This will be a retrospective review to look at chart information from patients we have seen in our clinic with the diagnosis of thyroid eye disease. Once patients are selected based on the clinical diagnosis of thyroid eye disease, we will quantify the severity of their thyroid eye disease using a standardized clinical scale based on symptoms and measurements taking during their prior exams to our office. We will then search their laboratory records to determine whether they have had a thyroid antibody test drawn throughout the course of their treatment. (No new lab draws will be initiated.) If the patient has had a CT or MRI scan during their course of treatment at Storm Eye, we will analyze these studies to include in the assessment of severity of ophthalmopathy. We will analyze the laboratory values to determine whether antibody levels correlate positively with severity of thyroid eye disease via a standardized data analysis approach.
This study is intended to compare the accuracy of the visual acuity measurement done with a new projected eyechart method when compared to the gold standard (Marco Guyton-Minkowski PAM) before surgery and Snellen wallchart acuity after cataract surgery.
The purpose of this study will be to collect a skin biopsy (skin tissue) or blood sample from each participating patient with retinal degeneration, such as Best’s disease or age-related macular degeneration (AMD), including geographic atrophy (GA). Each skin biopsy or blood sample will be taken to the laboratory of the investigators where skin epithelial cells called fibroblasts, will be induced to make “pluripotent stem cells” or “iPSCs”. These iPSCs will be differentiated into retina epithelial cells which will be tested for their ability to function as new retinal cells in animal models of retinal degeneration. Because these special cells are individualized or patient-specific, they will not be rejected by that individual patient, and thereby represent the first step in a potential future treatment for retinal disease.

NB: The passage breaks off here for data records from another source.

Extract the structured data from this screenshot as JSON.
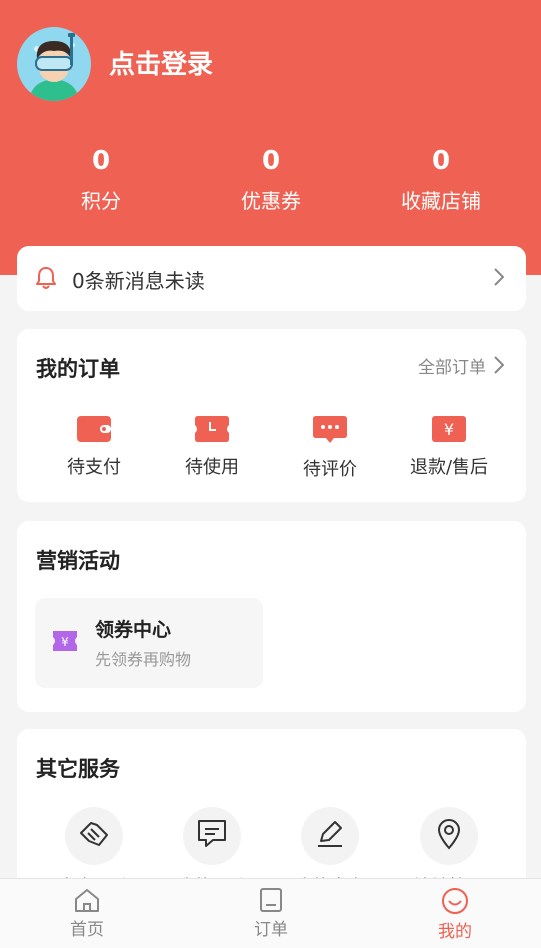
{
  "user": {
    "login_text": "点击登录"
  },
  "stats": [
    {
      "value": "0",
      "label": "积分"
    },
    {
      "value": "0",
      "label": "优惠券"
    },
    {
      "value": "0",
      "label": "收藏店铺"
    }
  ],
  "messages": {
    "text": "0条新消息未读"
  },
  "orders": {
    "title": "我的订单",
    "all_label": "全部订单",
    "items": [
      {
        "label": "待支付",
        "icon": "wallet-icon"
      },
      {
        "label": "待使用",
        "icon": "ticket-clock-icon"
      },
      {
        "label": "待评价",
        "icon": "comment-dots-icon"
      },
      {
        "label": "退款/售后",
        "icon": "yen-icon"
      }
    ]
  },
  "marketing": {
    "title": "营销活动",
    "coupon_center": {
      "title": "领券中心",
      "subtitle": "先领券再购物",
      "icon": "coupon-icon"
    }
  },
  "services": {
    "title": "其它服务",
    "items": [
      {
        "label": "商家入驻",
        "icon": "handshake-icon"
      },
      {
        "label": "我的评价",
        "icon": "comment-icon"
      },
      {
        "label": "我的发布",
        "icon": "edit-icon"
      },
      {
        "label": "地址管理",
        "icon": "location-icon"
      }
    ]
  },
  "tabbar": {
    "items": [
      {
        "label": "首页",
        "icon": "home-icon",
        "active": false
      },
      {
        "label": "订单",
        "icon": "order-icon",
        "active": false
      },
      {
        "label": "我的",
        "icon": "smile-icon",
        "active": true
      }
    ]
  },
  "colors": {
    "brand": "#ef6152",
    "coupon_purple": "#b267e8"
  }
}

This research is being done with children who have a condition called intermittent exotropia. Intermittent exotropia is the medical term used when the eyes turn out some of the time and are straight at other times. Intermittent exotropia is one of the most common types of eye misalignment in children.
Intermittent exotropia is often treated with surgery on the eye muscles to make the eyes straight again. There are different ways to do this surgery to straighten the eyes. One way is to operate on two muscles on one eye. Another way is to operate on one muscle on each eye. Both ways of doing the surgery work well but we do not know if one way is better than the other. This is the reason why the study is being done.
This study is being conducted with children who have a condition called intermittent exotropia. Intermittent exotropia is the medical term used when the eyes turn out some of the time and are straight at other times. Sometimes the turning out of the eyes becomes worse and eye muscle surgery or another treatment is needed to straighten the eyes. Sometimes the intermittent exotropia gets better on its own. We do not know how often this happens. Some eye doctors who have children with intermittent extropia put an eye patch over one eye for a few hours each day. We do not know if this helps and this study is being done to find out if it does.
We are recruiting approximately 100 pediatric patients ages 2-12 within the Storm Eye Institute's pediatric clinics to compare findings of the Pediavision plus optix vision screener to the findings of a pediatric ophthalmologic exam and evaluate its efficacy.